Consumer Reports has often criticized reverse mortgages in the past, but in a recent article, the publication has taken a more balanced viewpoint in calling attention to the Home Equity Conversion Mortgage program.
The article focuses on HECM program changes that have occurred in the past three years, highlighting that while these much-needed updates have increased protections for reverse mortgage borrowers, do the potential risks outweigh the reward?
“To be sure, the loans remain a poor choice for some, and at Consumer Reports we believe more reforms are needed,” the article states. “But some experts say that for certain homeowners, with the new regulations in place, it may make sense to consider a reverse mortgage.”
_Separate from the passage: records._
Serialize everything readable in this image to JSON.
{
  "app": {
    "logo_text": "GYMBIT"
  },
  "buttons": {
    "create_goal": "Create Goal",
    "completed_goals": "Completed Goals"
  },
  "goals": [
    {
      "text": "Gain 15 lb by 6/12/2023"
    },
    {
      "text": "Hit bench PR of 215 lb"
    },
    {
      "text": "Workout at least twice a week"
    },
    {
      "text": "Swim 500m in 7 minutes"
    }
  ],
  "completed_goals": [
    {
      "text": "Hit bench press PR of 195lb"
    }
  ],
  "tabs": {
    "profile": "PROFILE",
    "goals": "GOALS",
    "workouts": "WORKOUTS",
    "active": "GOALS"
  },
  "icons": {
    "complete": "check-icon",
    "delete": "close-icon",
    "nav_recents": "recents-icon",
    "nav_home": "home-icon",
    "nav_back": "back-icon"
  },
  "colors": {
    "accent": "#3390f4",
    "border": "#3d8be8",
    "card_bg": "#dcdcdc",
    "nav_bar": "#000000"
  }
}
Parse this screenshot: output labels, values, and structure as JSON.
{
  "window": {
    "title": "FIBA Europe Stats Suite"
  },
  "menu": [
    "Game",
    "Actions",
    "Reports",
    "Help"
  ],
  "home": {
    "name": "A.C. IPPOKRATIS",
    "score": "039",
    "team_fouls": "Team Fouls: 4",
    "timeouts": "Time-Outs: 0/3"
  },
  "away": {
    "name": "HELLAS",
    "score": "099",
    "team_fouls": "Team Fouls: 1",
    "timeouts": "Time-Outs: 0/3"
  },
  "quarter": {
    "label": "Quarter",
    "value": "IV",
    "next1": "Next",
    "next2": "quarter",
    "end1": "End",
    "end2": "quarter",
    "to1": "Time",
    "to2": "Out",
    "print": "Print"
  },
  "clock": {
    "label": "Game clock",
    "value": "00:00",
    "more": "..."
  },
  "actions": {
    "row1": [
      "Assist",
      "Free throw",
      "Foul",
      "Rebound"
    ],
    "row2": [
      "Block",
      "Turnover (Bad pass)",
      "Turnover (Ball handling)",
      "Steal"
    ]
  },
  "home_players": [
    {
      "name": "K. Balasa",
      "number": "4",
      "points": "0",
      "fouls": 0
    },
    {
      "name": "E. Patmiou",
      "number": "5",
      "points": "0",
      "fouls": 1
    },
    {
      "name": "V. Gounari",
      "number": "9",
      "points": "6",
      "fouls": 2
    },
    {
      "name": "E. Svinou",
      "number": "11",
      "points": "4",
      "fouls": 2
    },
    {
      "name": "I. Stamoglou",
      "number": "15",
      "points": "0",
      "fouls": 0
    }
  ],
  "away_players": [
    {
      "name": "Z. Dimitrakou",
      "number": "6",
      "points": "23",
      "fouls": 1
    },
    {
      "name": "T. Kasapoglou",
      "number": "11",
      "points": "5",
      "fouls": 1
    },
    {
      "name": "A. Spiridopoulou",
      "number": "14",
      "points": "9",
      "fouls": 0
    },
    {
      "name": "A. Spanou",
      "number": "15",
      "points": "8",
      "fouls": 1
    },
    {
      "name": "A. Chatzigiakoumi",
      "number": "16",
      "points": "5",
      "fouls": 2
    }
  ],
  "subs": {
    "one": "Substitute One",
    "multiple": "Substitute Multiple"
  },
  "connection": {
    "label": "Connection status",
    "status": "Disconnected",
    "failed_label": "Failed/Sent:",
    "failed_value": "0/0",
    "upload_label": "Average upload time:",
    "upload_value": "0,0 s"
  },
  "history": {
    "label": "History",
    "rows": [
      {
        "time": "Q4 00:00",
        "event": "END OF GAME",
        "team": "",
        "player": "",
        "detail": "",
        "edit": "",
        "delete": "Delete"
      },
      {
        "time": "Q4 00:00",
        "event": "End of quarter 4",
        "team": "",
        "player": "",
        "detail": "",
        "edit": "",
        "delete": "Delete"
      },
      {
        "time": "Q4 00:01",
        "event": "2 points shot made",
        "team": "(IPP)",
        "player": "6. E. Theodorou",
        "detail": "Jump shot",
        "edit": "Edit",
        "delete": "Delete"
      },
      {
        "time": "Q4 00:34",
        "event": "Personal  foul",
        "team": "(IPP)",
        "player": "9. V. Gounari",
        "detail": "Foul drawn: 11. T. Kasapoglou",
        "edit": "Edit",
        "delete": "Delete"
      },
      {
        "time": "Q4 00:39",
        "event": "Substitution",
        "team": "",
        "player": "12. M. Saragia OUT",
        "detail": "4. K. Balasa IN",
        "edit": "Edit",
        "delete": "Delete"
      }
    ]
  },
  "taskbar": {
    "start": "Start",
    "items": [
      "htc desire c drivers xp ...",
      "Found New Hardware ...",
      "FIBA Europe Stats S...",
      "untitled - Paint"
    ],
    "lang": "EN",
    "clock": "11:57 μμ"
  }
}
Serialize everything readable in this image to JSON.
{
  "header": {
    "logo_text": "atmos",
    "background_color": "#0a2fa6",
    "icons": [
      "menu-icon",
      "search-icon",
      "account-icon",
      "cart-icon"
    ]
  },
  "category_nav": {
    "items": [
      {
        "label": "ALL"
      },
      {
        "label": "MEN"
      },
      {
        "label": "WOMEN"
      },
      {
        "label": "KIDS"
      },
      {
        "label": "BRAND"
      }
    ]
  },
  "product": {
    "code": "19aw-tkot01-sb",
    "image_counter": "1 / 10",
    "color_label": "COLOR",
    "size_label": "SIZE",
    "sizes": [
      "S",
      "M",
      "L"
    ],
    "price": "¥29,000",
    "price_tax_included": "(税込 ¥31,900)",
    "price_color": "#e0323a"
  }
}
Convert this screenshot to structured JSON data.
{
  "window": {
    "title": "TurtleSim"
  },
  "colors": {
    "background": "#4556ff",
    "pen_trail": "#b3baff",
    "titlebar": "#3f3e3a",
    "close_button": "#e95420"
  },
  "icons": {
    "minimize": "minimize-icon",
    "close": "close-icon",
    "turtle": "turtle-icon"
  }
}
One such expert the article mentions is Robert Merton, the Nobel Prize-winning economist who last fall had some positive messaging for the promise of reverse mortgages and their viability for the millions of middle-class Americans nearing retirement.
“Will we still have problems with reverse mortgages? Of course we will,” Merton says in the article. “Do we need improved design, lower closing costs, and better regulation? Yes. But a well-functioning reverse mortgage is going to be key for the hard working- and middle-class people to have a good retirement.”
Consumer Reports then delves into the “troubled history” of the HECM program as well as the “tougher new rules” that have made reverse mortgages into products that can be used strategically to improve retirement portfolio longevity.
Read the Consumer Reports article.
Written by Jason Oliva